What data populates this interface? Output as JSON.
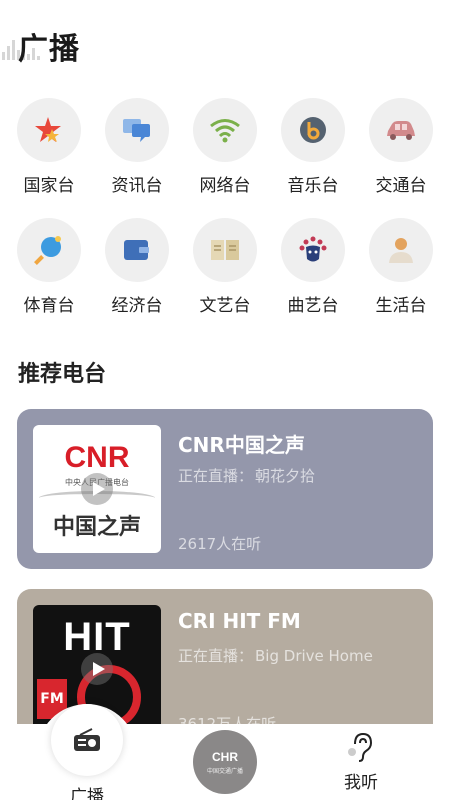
{
  "header": {
    "title": "广播"
  },
  "categories": [
    {
      "label": "国家台",
      "icon": "star-flag-icon"
    },
    {
      "label": "资讯台",
      "icon": "chat-bubbles-icon"
    },
    {
      "label": "网络台",
      "icon": "wifi-icon"
    },
    {
      "label": "音乐台",
      "icon": "music-note-icon"
    },
    {
      "label": "交通台",
      "icon": "car-icon"
    },
    {
      "label": "体育台",
      "icon": "ping-pong-paddle-icon"
    },
    {
      "label": "经济台",
      "icon": "wallet-icon"
    },
    {
      "label": "文艺台",
      "icon": "open-book-icon"
    },
    {
      "label": "曲艺台",
      "icon": "opera-mask-icon"
    },
    {
      "label": "生活台",
      "icon": "person-icon"
    }
  ],
  "recommend": {
    "title": "推荐电台",
    "stations": [
      {
        "name": "CNR中国之声",
        "live_prefix": "正在直播：",
        "live_show": "朝花夕拾",
        "listeners": "2617人在听",
        "bg": "#9497ab",
        "logo_top": "CNR",
        "logo_sub": "中央人民广播电台",
        "logo_bottom": "中国之声"
      },
      {
        "name": "CRI HIT FM",
        "live_prefix": "正在直播：",
        "live_show": "Big Drive Home",
        "listeners": "3612万人在听",
        "bg": "#b5aca0",
        "logo_top": "HIT",
        "logo_side": "FM"
      }
    ]
  },
  "tabbar": {
    "tabs": [
      {
        "label": "广播",
        "icon": "radio-icon"
      },
      {
        "label": "",
        "icon": "now-playing-disc-icon",
        "disc_text": "中国交通广播"
      },
      {
        "label": "我听",
        "icon": "ear-icon"
      }
    ]
  }
}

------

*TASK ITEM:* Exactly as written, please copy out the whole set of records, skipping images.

*THE COMPLETED TASK:*
What data populates this interface? Output as JSON.
{
  "header": {
    "title": "广播"
  },
  "categories": [
    {
      "label": "国家台",
      "icon": "star-flag-icon"
    },
    {
      "label": "资讯台",
      "icon": "chat-bubbles-icon"
    },
    {
      "label": "网络台",
      "icon": "wifi-icon"
    },
    {
      "label": "音乐台",
      "icon": "music-note-icon"
    },
    {
      "label": "交通台",
      "icon": "car-icon"
    },
    {
      "label": "体育台",
      "icon": "ping-pong-paddle-icon"
    },
    {
      "label": "经济台",
      "icon": "wallet-icon"
    },
    {
      "label": "文艺台",
      "icon": "open-book-icon"
    },
    {
      "label": "曲艺台",
      "icon": "opera-mask-icon"
    },
    {
      "label": "生活台",
      "icon": "person-icon"
    }
  ],
  "recommend": {
    "title": "推荐电台",
    "stations": [
      {
        "name": "CNR中国之声",
        "live_prefix": "正在直播：",
        "live_show": "朝花夕拾",
        "listeners": "2617人在听",
        "bg": "#9497ab",
        "logo_top": "CNR",
        "logo_sub": "中央人民广播电台",
        "logo_bottom": "中国之声"
      },
      {
        "name": "CRI HIT FM",
        "live_prefix": "正在直播：",
        "live_show": "Big Drive Home",
        "listeners": "3612万人在听",
        "bg": "#b5aca0",
        "logo_top": "HIT",
        "logo_side": "FM"
      }
    ]
  },
  "tabbar": {
    "tabs": [
      {
        "label": "广播",
        "icon": "radio-icon"
      },
      {
        "label": "",
        "icon": "now-playing-disc-icon",
        "disc_text": "中国交通广播"
      },
      {
        "label": "我听",
        "icon": "ear-icon"
      }
    ]
  }
}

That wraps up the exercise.